At first, configuring it, could be a very stressful task so here are a couple of suggestions:

  • There’s a website that can help you so damn much to find which modules are needed by your kernel in order to work. This website refers to Debian but you can completely ignore that. Just put into it an lspci -n and go check your kernel configuration.
  • You can often use an already working kernel in order to understand what’s important and what is not. Distros prepare kernels in order to have almost everything compiled as module. These modules are going to be automagically loaded by the kernel when the relative device is found, but most of those kernel modules are useless for your system.
    In order to see which modules are currently loaded on your system, you can issue lsmod but this command doesn’t provide very much per-device informations. lspci provides a nice switch (-v) that shows what’s the module that manages that device.

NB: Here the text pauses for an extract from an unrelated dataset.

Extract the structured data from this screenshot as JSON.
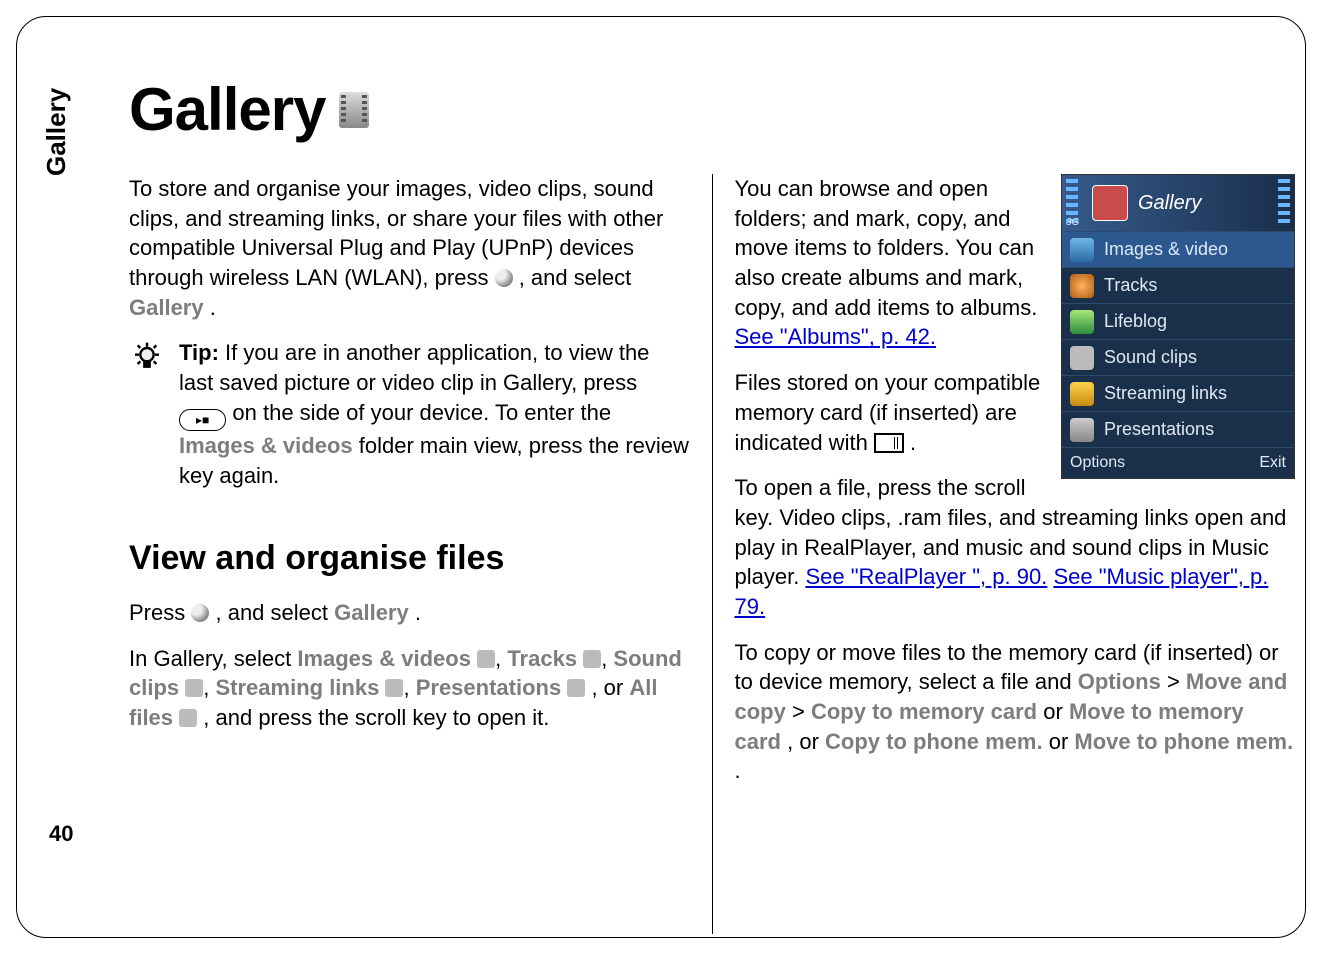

  • In the newest kernel (>=2.6.32), developers have add a new make build target called localmodconfig that performs the task mentioned above, and adds automatically the needed parameters to the kernel configuration. In you want more information about this, I suggest you to take a look to the kernelnewbies site where you can find very cool information around kernel world.

December 20, 2009 0 comments Read More